> PROBLEM:
Could you retype the records below exactly as they appear, skipping any pictures?

Items from an interface collection
--- START ---
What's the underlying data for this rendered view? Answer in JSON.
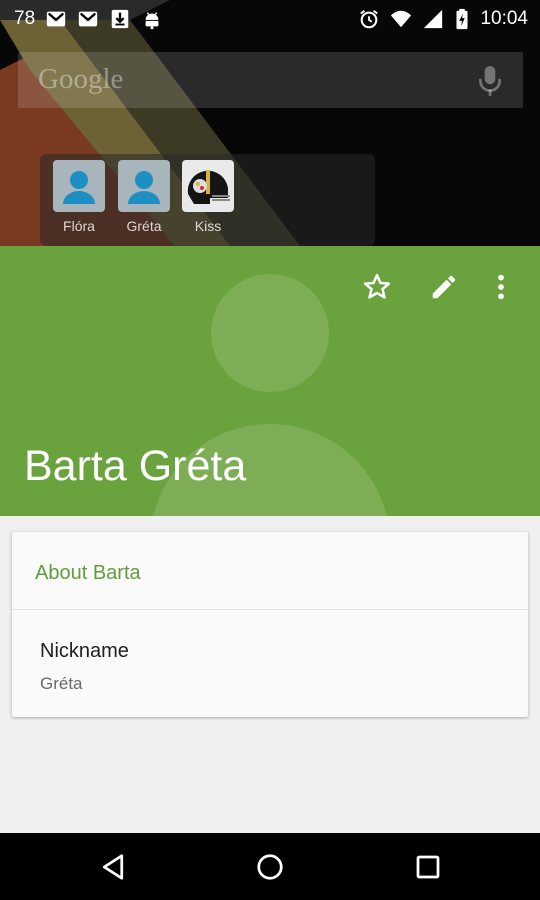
{
  "status_bar": {
    "notification_count": "78",
    "time": "10:04",
    "left_icons": [
      "gmail-icon",
      "gmail-icon",
      "download-icon",
      "android-debug-icon"
    ],
    "right_icons": [
      "alarm-icon",
      "wifi-icon",
      "signal-icon",
      "battery-charging-icon"
    ]
  },
  "launcher": {
    "search_logo": "Google",
    "shortcuts": [
      {
        "label": "Flóra",
        "icon": "contact-avatar-icon"
      },
      {
        "label": "Gréta",
        "icon": "contact-avatar-icon"
      },
      {
        "label": "Kiss",
        "icon": "helmet-photo-icon"
      }
    ]
  },
  "contact": {
    "name": "Barta Gréta",
    "header_color": "#6aa33d",
    "actions": [
      "star-icon",
      "edit-icon",
      "more-vert-icon"
    ]
  },
  "about_card": {
    "title": "About Barta",
    "field_label": "Nickname",
    "field_value": "Gréta"
  },
  "navigation": {
    "buttons": [
      "back-icon",
      "home-icon",
      "recents-icon"
    ]
  },
  "colors": {
    "accent": "#6aa33d",
    "title_green": "#5f9e36",
    "background": "#f0f0f0"
  }
}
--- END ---
> SOLUTION FOR THIS EXERCISE:
What's the underlying data for this rendered view? Answer in JSON.
{
  "status_bar": {
    "notification_count": "78",
    "time": "10:04",
    "left_icons": [
      "gmail-icon",
      "gmail-icon",
      "download-icon",
      "android-debug-icon"
    ],
    "right_icons": [
      "alarm-icon",
      "wifi-icon",
      "signal-icon",
      "battery-charging-icon"
    ]
  },
  "launcher": {
    "search_logo": "Google",
    "shortcuts": [
      {
        "label": "Flóra",
        "icon": "contact-avatar-icon"
      },
      {
        "label": "Gréta",
        "icon": "contact-avatar-icon"
      },
      {
        "label": "Kiss",
        "icon": "helmet-photo-icon"
      }
    ]
  },
  "contact": {
    "name": "Barta Gréta",
    "header_color": "#6aa33d",
    "actions": [
      "star-icon",
      "edit-icon",
      "more-vert-icon"
    ]
  },
  "about_card": {
    "title": "About Barta",
    "field_label": "Nickname",
    "field_value": "Gréta"
  },
  "navigation": {
    "buttons": [
      "back-icon",
      "home-icon",
      "recents-icon"
    ]
  },
  "colors": {
    "accent": "#6aa33d",
    "title_green": "#5f9e36",
    "background": "#f0f0f0"
  }
}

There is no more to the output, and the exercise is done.